In March Reverend Flip Benham of Operation Rescue protested that the bookstore at Reverend Jerry Falwell's Liberty University in Lynchburg, Virginia, is managed by indicted child pornographers. Benham was referring to the Barnes & Noble chain, which runs the store and was recently indicted in Tennessee and Alabama for selling books featuring pictures of nude children by prominent photographers. "It's a bald-faced lie," said Falwell in response. "I don't know who [the Operation Rescue people] are, but I wish they'd stop calling themselves Christian leaders."
Least Competent Criminals
Edward DeWald, 45, was arrested in Loomis, California, in May and charged with robbing two Hallmark stores earlier that week in nearby Auburn. According to the Hallmark clerks in Auburn, in both cases a man entered the store, asked a salesperson if he carried crystal turtles, and then robbed him. Police decided to stake out the nearest Hallmark store, in Loomis, about eight miles away. Two days later, DeWald walked in, again asked for crystal turtles, and was pounced on by police, who said he quickly confessed to the two earlier robberies.
Latest child-sales news: In May a man in Frederick, Maryland, allegedly sold his year-old son for $100 and a used car. And in April authorities in Tucson found a homeless 14-year-old girl who reported being sold twice last year, first to a California family for $10,000 and then, when she couldn't get along with them and was returned to her mother for credit, for $5,000 to a Phoenix family. And a woman in Jacksonville Beach, Florida, was charged in May with selling her two-year-old daughter for $10; she attracted the attention of authorities when she called the police department to ask for a background check on the buyer.
The Only Way Out
In April engineer Suhrid Ganguly, 22, hanged himself in Calcutta after becoming despondent at his attempts to have his telephone fixed without having to pay a bribe.

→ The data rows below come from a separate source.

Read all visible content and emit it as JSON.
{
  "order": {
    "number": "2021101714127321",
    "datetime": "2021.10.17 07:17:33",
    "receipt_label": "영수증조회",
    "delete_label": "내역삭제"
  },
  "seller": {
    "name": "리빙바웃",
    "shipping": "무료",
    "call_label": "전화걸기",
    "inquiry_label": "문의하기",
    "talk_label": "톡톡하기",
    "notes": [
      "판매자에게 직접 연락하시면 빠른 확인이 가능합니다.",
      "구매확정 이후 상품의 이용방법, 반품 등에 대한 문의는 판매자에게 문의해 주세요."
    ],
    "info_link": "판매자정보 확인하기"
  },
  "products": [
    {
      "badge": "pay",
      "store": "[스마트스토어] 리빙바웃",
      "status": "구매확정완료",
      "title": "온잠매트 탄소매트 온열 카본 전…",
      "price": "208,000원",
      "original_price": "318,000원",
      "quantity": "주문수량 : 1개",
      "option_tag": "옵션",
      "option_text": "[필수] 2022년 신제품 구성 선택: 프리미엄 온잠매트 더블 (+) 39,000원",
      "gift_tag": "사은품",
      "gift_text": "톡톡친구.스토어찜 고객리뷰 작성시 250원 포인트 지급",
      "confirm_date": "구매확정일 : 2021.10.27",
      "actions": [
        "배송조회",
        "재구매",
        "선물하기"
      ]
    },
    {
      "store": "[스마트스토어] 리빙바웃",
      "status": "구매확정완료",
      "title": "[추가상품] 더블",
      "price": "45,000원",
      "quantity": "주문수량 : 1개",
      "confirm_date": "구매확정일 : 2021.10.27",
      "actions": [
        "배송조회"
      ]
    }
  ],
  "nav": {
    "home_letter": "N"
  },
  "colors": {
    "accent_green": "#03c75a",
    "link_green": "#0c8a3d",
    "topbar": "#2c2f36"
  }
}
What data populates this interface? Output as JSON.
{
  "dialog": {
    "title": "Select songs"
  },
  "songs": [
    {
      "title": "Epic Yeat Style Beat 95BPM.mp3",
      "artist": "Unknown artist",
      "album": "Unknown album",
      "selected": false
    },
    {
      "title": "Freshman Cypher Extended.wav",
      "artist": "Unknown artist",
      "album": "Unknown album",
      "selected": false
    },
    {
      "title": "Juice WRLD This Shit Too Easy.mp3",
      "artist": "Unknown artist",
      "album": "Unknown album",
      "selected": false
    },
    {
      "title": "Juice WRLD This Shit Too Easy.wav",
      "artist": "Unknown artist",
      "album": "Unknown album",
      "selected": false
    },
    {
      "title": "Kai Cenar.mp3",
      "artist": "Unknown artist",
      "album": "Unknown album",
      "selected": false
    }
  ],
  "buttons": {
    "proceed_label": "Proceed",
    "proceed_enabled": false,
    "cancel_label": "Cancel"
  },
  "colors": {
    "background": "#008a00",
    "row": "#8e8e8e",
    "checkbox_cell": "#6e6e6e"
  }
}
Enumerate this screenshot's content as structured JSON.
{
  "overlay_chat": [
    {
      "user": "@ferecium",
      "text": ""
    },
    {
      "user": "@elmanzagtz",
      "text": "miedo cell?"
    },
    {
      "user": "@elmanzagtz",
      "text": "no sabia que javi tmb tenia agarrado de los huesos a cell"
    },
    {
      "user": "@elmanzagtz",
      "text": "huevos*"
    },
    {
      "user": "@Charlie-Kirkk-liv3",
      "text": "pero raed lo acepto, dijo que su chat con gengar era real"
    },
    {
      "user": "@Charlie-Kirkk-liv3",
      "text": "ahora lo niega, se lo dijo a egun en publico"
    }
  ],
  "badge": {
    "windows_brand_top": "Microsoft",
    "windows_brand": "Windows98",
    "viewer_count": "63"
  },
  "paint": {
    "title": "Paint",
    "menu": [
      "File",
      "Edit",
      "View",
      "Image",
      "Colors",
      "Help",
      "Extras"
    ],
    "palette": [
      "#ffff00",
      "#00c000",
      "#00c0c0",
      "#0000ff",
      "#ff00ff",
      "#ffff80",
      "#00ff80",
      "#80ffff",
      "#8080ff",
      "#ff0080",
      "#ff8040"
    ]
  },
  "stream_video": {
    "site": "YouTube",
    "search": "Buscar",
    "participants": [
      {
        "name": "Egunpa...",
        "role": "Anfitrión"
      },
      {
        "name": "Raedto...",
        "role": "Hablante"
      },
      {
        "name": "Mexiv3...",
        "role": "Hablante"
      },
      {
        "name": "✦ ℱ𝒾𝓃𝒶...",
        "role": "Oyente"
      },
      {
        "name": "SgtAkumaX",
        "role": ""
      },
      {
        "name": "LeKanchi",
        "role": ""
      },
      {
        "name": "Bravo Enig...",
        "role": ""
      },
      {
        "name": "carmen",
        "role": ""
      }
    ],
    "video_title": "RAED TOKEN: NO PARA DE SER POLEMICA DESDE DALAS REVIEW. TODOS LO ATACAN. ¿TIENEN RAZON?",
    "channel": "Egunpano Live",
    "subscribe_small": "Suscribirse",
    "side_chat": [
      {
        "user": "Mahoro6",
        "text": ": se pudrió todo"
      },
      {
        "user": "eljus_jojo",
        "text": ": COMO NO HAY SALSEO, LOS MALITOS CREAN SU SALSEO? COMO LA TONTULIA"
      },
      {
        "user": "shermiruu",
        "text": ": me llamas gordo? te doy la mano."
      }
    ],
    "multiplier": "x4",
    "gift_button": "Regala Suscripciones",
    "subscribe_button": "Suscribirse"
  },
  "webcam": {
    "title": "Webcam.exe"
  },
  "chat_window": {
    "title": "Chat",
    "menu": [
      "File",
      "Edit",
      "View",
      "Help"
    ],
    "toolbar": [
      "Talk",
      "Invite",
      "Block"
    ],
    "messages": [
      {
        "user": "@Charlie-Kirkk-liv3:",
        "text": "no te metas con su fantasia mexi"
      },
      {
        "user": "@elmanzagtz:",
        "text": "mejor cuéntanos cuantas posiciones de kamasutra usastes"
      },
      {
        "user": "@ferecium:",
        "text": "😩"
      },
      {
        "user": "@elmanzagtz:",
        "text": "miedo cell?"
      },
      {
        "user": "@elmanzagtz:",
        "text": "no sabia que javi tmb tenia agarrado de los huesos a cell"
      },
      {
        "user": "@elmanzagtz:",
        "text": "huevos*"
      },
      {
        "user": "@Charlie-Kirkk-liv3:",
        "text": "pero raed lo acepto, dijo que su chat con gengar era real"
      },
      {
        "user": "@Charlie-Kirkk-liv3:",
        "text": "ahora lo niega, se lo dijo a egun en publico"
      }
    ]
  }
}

Wrote Ganguly in his suicide note, "There is no other way to change the system and get an honest right to live."
Send your weird news to Chuck Shepherd, Chicago Reader, 11 E. Illinois, Chicago 60611.
Art accompanying story in printed newspaper (not available in this archive): illustration by Shawn Belshwender.